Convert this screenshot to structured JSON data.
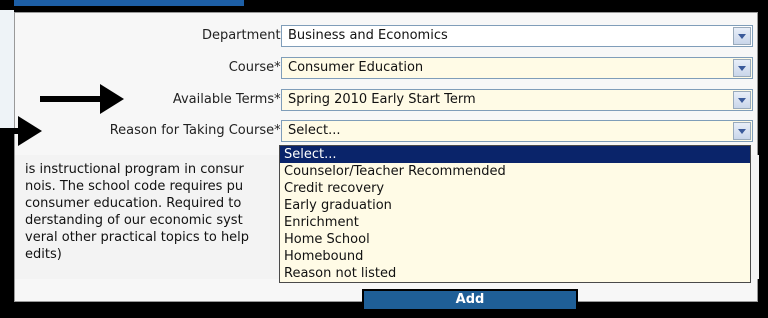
{
  "form": {
    "department": {
      "label": "Department:",
      "value": "Business and Economics"
    },
    "course": {
      "label": "Course*:",
      "value": "Consumer Education"
    },
    "terms": {
      "label": "Available Terms*:",
      "value": "Spring 2010 Early Start Term"
    },
    "reason": {
      "label": "Reason for Taking Course*:",
      "value": "Select..."
    }
  },
  "description": {
    "lines": [
      "is instructional program in consur",
      "nois. The school code requires pu",
      "consumer education. Required to",
      "derstanding of our economic syst",
      "veral other practical topics to help",
      "edits)"
    ]
  },
  "dropdown": {
    "options": [
      "Select...",
      "Counselor/Teacher Recommended",
      "Credit recovery",
      "Early graduation",
      "Enrichment",
      "Home School",
      "Homebound",
      "Reason not listed"
    ]
  },
  "add_label": "Add",
  "colors": {
    "accent": "#1f5f97",
    "selected": "#0a246a",
    "field_yellow": "#fffbe6"
  },
  "icons": {
    "dropdown": "chevron-down-icon",
    "annotation": "arrow-right-icon"
  }
}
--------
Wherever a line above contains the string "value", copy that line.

▶ **YOUR SOLUTION**:
      "value": "Business and Economics"
      "value": "Consumer Education"
      "value": "Spring 2010 Early Start Term"
      "value": "Select..."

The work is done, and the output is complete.